I was definitely pumped to be in second place five minutes into Saturday’s inaugural Salt Spring Trail Runners race at Channel Ridge.
“So this is what it feels like to be at the front the pack,” I thought.
In most races, a crew of elite athletes are off to a sprint and out of sight within seconds of the start pistol. Those runners are usually long gone before I even pass the start line.
The absence of any pack to speak of on Saturday should have been the first sign something was amiss. Racers sprawled in a loose procession along the course’s opening kilometre. Karl Otto, who would go on to complete the course in a course-record setting 44:33, was still only 30 metres ahead and there wasn’t a sole in site on the twisting course behind me.
Then the climbing began.
On the eight-kilometre course’s nastiest uphill segment, an aching back shifted my focus from burning thighs. I welcomed the change.
“How are you doing?” asked another racer, gliding past at a steady jog.
“My lower back is seizing up like a clam. How about you?” I responded, somehow.
“I feel like I’m going to barf up my heart.”
Dave Melanson and a group of trail runners dreamed up the Salt Spring Trail Runners series to promote outdoor activity and an appreciation of the island’s natural spaces. I checked the website. Heart barfing, back spasms and metaphysical crisis weren’t part of the package.
It was all downhill from around the six-kilometre mark. Two kilometres of knee-jarring feel-it-in-your-molars downhill through mud, rock and rain. This, I was told after the race, is when you can really compensate for all those precious minutes lost on the uphills. I’m grateful to have kept it together long enough to see the colourful prayer flag-festooned finish line, where pain and suffering quickly transformed into elation with a high five from Melanson and race director Peter Oro — yes, they actually high fived every participant.
The euphoria spread as more racers gathered at the finish. The rain grew heavier but the hugs, smiles, raffle prizes and temporary shelters helped make it all worthwhile.
Seventy-two trail runners lined up in the rain for race’s “start gong.” All crossed the finish line and no injuries — heart-related or otherwise — were reported. The race pulled in 120 pounds of goods and $100 for the Salt Spring Food Bank.
“We are overwhelmed with gratitude and pride for the island and its excited cry for more,” Melanson said.
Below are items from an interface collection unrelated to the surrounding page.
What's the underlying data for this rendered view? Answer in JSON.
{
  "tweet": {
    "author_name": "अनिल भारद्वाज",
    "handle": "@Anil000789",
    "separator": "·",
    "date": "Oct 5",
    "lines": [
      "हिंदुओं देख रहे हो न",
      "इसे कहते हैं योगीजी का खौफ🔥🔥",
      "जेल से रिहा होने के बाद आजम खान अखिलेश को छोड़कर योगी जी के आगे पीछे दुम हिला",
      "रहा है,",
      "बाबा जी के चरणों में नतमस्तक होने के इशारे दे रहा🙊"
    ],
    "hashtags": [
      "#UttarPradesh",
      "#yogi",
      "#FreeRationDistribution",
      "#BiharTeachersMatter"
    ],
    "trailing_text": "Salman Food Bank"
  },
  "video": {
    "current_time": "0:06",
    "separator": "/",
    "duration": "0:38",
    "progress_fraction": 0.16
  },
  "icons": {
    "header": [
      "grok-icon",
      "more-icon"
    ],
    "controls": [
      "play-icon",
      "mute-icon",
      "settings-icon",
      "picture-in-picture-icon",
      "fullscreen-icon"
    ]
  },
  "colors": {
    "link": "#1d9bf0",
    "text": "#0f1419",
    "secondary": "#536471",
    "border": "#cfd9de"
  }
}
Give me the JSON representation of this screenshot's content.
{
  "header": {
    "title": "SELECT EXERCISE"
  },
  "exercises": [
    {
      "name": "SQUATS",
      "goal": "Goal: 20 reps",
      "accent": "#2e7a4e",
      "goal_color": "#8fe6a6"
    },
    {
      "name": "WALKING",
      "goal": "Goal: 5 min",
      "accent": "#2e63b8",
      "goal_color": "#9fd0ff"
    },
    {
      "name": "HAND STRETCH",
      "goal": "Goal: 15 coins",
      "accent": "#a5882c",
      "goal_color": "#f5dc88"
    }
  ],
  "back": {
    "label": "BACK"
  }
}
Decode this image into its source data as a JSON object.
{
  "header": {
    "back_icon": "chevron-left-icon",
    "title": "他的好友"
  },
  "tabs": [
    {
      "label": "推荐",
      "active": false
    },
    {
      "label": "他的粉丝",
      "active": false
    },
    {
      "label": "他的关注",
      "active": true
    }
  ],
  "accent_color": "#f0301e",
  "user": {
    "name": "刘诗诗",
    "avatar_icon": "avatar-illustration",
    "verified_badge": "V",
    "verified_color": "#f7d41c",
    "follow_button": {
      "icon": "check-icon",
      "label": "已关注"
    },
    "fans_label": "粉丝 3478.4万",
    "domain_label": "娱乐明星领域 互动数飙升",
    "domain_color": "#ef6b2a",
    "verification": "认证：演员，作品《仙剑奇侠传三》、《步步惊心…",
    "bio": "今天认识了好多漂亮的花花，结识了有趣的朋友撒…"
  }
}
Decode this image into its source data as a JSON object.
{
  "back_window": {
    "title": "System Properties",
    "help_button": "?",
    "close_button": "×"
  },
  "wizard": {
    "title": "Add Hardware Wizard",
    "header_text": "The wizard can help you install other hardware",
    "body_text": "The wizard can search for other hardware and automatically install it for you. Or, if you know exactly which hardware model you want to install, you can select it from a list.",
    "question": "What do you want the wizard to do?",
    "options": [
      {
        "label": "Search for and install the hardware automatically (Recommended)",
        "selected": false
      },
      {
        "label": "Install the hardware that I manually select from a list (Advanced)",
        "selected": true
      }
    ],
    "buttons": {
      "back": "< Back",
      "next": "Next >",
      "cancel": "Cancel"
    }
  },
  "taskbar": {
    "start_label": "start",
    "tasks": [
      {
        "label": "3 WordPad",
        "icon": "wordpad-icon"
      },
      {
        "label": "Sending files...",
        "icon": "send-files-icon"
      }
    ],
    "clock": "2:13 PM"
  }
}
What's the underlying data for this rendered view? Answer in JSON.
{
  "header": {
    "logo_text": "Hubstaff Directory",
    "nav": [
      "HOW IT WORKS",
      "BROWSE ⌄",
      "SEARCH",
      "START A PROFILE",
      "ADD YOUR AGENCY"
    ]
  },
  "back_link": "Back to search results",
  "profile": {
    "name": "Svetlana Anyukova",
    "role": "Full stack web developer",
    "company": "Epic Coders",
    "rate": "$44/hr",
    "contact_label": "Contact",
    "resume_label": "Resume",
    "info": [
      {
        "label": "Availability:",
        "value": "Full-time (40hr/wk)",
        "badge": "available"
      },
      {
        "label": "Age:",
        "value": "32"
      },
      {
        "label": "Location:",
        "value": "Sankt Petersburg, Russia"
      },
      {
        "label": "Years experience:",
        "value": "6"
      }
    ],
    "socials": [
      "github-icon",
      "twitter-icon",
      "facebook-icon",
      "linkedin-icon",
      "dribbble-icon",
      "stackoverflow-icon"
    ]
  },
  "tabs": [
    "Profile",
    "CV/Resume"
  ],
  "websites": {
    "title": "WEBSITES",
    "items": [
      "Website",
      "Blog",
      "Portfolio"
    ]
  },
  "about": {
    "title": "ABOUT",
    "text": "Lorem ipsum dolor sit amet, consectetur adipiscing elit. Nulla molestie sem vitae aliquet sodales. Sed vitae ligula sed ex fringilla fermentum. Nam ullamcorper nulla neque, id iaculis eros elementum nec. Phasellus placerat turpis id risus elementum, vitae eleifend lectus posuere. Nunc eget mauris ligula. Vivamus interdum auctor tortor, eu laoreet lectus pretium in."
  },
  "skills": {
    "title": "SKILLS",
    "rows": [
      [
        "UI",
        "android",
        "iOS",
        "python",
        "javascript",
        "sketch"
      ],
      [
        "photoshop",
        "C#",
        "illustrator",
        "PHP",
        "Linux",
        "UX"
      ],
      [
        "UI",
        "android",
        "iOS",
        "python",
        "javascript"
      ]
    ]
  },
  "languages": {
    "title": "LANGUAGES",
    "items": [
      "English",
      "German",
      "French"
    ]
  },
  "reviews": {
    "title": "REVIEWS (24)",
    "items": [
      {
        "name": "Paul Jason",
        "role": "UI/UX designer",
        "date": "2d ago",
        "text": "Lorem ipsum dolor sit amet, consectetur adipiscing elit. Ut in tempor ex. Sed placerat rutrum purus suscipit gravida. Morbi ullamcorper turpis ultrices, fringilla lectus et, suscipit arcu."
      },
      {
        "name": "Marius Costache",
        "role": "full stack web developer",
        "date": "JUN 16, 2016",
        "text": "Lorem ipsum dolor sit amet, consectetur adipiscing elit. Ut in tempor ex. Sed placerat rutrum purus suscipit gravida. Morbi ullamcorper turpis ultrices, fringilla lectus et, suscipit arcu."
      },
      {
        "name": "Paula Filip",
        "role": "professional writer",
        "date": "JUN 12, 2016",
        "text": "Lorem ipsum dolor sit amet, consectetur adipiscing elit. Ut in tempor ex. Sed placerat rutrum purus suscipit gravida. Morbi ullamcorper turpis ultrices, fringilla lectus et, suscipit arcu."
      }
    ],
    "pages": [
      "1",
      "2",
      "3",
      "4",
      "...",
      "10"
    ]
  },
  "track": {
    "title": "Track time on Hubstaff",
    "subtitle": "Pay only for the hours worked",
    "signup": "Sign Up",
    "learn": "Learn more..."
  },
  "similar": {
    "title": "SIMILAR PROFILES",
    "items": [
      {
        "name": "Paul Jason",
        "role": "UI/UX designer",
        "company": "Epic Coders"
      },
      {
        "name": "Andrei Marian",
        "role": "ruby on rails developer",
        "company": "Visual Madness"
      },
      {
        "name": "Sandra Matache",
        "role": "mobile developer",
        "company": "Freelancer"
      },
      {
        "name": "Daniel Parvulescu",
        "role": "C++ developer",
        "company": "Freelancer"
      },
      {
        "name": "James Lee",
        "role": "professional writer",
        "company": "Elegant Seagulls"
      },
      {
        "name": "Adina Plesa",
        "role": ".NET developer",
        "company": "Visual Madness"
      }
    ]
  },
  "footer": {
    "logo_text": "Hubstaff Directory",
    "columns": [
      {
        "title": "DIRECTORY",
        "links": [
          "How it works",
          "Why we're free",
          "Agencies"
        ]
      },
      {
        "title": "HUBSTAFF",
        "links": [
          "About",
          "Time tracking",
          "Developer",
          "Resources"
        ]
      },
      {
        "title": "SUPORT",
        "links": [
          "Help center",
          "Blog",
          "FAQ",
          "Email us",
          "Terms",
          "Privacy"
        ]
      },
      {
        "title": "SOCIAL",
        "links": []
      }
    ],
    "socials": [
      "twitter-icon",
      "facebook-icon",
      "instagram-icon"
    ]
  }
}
Nearly five minutes after Otto’s rocket-fueled finish, Molly Black grabbed second spot in 49:20. Rick Laing followed soon after to claim third place.